Exploring the unexplored

August 26, 2018

When you think of stunning waterscapes, unique rock formations, rolling sand dunes and a local community steeped in rich cultural practices, Hingol National Park comes to mind. Do visit, provided you do not disturb its peace and quiet

Exploring the unexplored

The rugged charm and serene beauty of Balochistan, the largest province of Pakistan, is surely not unknown to people. Be it the presence of sandy desert, rocky terrain, deep blue clear waters of the coast or the lush cover of dense vegetation, Balochistan is known for its contrasting yet congruent aspects of natural landscape.

However, the wonders of this gem are yet to be fully explored and documented. Despite its national worth, Balochistan is neglected in terms of economic, social and cultural investment and development, especially when compared to other provinces of the country. There are various unexplored destinations that call for attention, appreciation, documentation and investment. One such fabulous destination is Hingol National Park.

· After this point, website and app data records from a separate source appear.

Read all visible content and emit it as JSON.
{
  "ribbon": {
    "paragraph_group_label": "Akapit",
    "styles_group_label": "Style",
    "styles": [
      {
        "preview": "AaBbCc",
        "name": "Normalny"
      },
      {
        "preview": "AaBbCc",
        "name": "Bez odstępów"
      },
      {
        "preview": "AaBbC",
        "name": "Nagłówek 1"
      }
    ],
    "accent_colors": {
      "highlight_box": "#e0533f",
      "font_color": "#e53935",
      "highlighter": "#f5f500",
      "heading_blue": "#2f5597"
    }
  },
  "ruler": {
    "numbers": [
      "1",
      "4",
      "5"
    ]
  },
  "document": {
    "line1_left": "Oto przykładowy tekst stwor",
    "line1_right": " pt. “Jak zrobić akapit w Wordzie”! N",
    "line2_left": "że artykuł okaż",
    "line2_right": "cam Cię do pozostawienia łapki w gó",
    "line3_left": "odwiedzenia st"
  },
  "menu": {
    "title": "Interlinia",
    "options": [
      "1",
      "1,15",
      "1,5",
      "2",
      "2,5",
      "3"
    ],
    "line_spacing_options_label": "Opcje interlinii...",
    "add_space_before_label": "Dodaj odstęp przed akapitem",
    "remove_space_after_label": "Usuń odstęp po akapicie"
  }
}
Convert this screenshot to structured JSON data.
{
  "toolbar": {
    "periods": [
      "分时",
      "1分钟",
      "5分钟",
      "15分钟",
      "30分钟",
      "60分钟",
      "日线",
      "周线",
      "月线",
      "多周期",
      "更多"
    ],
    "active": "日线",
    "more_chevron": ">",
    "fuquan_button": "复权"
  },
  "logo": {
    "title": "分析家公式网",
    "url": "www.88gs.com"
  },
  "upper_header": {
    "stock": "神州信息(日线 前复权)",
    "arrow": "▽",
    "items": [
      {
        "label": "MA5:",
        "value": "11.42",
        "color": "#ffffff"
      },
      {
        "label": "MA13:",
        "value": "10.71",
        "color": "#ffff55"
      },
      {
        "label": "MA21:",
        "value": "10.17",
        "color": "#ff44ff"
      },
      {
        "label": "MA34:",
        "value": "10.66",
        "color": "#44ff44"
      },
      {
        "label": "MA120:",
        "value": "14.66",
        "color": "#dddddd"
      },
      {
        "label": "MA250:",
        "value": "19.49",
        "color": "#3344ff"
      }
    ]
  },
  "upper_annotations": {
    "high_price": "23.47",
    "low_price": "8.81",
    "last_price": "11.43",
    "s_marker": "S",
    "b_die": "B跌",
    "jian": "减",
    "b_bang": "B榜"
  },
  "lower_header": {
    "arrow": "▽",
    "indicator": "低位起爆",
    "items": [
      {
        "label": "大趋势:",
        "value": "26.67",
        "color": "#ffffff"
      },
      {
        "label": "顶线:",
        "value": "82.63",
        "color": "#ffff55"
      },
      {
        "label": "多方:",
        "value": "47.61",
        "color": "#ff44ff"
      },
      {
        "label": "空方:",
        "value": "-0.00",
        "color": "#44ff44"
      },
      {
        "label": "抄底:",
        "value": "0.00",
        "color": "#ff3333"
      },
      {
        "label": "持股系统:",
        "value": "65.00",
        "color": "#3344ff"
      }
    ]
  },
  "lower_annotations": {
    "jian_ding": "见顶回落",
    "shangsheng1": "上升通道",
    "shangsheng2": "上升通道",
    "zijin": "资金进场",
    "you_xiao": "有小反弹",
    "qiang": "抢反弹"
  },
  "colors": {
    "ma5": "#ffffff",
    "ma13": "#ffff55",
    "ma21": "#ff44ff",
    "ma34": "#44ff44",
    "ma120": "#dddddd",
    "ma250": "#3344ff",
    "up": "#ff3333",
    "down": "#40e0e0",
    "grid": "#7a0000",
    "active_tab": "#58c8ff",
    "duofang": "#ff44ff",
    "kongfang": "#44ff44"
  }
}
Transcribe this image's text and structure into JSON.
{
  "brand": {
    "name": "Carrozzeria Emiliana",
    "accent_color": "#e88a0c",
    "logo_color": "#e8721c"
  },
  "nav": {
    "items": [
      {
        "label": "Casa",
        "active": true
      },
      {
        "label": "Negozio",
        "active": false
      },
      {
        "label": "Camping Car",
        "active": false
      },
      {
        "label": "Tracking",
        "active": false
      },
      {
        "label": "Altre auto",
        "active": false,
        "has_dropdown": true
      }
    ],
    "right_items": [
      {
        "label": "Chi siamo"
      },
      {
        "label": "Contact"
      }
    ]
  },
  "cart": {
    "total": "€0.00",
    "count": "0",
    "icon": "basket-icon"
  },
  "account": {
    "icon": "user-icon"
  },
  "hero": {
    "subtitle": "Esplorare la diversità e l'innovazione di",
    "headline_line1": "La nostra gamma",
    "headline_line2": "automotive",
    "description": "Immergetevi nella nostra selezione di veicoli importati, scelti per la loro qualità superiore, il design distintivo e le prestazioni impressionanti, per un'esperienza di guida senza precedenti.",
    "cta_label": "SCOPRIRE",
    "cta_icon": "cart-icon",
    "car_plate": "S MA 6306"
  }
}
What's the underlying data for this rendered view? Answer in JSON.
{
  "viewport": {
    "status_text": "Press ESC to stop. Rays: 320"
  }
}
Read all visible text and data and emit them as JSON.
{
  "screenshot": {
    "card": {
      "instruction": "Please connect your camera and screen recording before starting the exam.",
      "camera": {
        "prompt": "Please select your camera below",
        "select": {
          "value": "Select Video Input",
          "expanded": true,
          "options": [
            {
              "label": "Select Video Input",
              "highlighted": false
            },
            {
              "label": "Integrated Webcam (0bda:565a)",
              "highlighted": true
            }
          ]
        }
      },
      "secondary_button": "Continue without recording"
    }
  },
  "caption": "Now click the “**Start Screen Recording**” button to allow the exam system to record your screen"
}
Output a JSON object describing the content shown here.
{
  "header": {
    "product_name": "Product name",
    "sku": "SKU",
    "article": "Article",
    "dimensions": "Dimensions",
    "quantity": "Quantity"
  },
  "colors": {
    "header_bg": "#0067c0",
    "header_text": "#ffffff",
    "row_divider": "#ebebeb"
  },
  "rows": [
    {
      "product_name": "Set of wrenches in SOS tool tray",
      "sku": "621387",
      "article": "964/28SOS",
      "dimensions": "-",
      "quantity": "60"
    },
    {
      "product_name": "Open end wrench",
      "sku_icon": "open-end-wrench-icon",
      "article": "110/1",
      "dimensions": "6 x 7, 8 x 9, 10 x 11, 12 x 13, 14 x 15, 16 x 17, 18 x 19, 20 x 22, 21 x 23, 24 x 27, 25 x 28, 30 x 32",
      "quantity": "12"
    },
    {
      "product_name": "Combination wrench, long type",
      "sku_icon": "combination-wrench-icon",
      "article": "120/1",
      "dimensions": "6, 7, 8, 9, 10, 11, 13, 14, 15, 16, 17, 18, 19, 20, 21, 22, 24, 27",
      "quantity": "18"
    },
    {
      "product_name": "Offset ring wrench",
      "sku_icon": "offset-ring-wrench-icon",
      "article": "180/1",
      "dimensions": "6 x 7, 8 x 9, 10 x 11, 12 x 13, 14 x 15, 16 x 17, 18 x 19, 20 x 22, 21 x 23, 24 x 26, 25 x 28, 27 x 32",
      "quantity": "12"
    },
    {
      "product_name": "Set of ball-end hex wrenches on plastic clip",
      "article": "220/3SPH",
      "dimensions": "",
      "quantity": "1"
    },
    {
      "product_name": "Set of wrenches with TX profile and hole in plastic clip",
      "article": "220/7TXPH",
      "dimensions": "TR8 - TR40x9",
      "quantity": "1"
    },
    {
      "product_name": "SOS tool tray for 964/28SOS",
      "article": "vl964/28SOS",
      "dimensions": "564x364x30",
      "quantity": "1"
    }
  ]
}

Situated in Balochistan, Hingol National Park is spread over parts of Lasbela, Gwadar and Awaran districts. Covering an area of approximately 6100sq km, the country’s second largest national park after Karakoram National Park, is popular for its captivating terrains, vegetation and various wildlife species. With Arabian Sea to its south, the place offers spectacular scenery of towering cliffs, pinnacles and buttresses. The river that meanders through the spectacular landscape reflects the blue of the sky, nurtures crocodiles and forms an estuary with significant diversity of bird and fish species.

The most defining feature of the area is the crystal clear seawaters of Kund Malir. At a distance of 235km from Karachi, Kund Malir exudes a sense of peace and wilderness, unlike the crowded beaches of Karachi. With rolling sand dunes on one side and green-blue waters of the beach on the other, the scenery is rather soothing.

Hingol National Park is also known for its biological significance. Supporting a habitat of about 35 species of mammals, 65 species of amphibians and reptiles, 185 species of birds and 250 species of plantations, the park is a vital shelter of such variety of wildlife and vegetation. Mammals like Sindh ibexes and leopard, and birds like houbara bustard and spot-billed pelican are common in the area.

Additionally, River Hingol of the Hingol National Park is a nurturing ground for crocodiles, olive ridley, green marine turtles and dolphins. Located in Makran, the river is the longest in Balochistan (350 miles). Unlike other streams that flow only during the rainy season, River Hingol flows all year long, through the high cliffs of the Hingol valley.

Hingol is known to support threatened mammals and reptiles in addition to a variety of local and migratory bird species. The incredible blue of the crystal-clear water, accompanied with astonishing estuaries and mudflats, provides awe-inspiring scenery for eco-adventurers.

With such terrestrial, aquatic, historical and cultural significance, Hingol National Park holds immense potential for eco-tourism.

Locals have mostly adopted fishing and livestock as their occupation. The overall socio-economic status of the area is below average. The local communities are increasingly feeling vulnerable to the reduction in fish resources due to unsustainable fishing practices and the disappearance of livestock due to frequent droughts. Making handicrafts, collecting fuel wood and fetching water keep the women in the area busy. The unique lifestyle of fishing folks and villagers, the thatched roofs of their huts, and their traditional, rich handicrafts is of great attraction to tourists visiting from modern cities.

Undoubtedly, the ‘Princess of Hope’, a natural rock formation that manifests a princess looking beyond horizons (maybe for hope), is certainly Hingol National Park’s pride. The Arabian Sea breeze has over many years expertly crafted this beautiful sculpture, transforming a mere rock into a princess. Hollywood actress Angelina Jolie named it Princess of Hope on her visit to this area. The rich historical monuments of this area hold  great potential for aesthetes.

Hingol National Park is no less than any other place when it comes to its cultural significance. Every year thousands of Hindu pilgrims travel to the Hinglaj Valley on foot to pay homage to goddess Hinglaj devi (also known as Nani, Kali Mata or Parvati), who is said to be the last mother queen of the matriarchal era of the Indus Valley. They also host a carnival there.

The complex is made up of three major mud volcanoes and a number of smaller ones, the site is also a sacred Hindu worship place, called Chandragup. The mud volcano is considered one of the holiest places in Hinduism. Hindus worship these mud volcanoes as the habitation of a deity, Babhaknath. This, the world’s largest and highest mud volcano, is one of the greatest attractions for eco-tourists.

With such terrestrial, aquatic, historical and cultural significance, Hingol National Park holds immense potential for eco-tourism. Tourists can devote their time in activities like camping, mountain trekking, turtle, dolphin and bird watching, boating, crocodile sighting, beach swimming, and folk music, along with experiencing Baloch cultural lifestyle. This will not only develop the tourist industry of Pakistan, but will also bring great economic and social benefits to the area.

Exploring the unexplored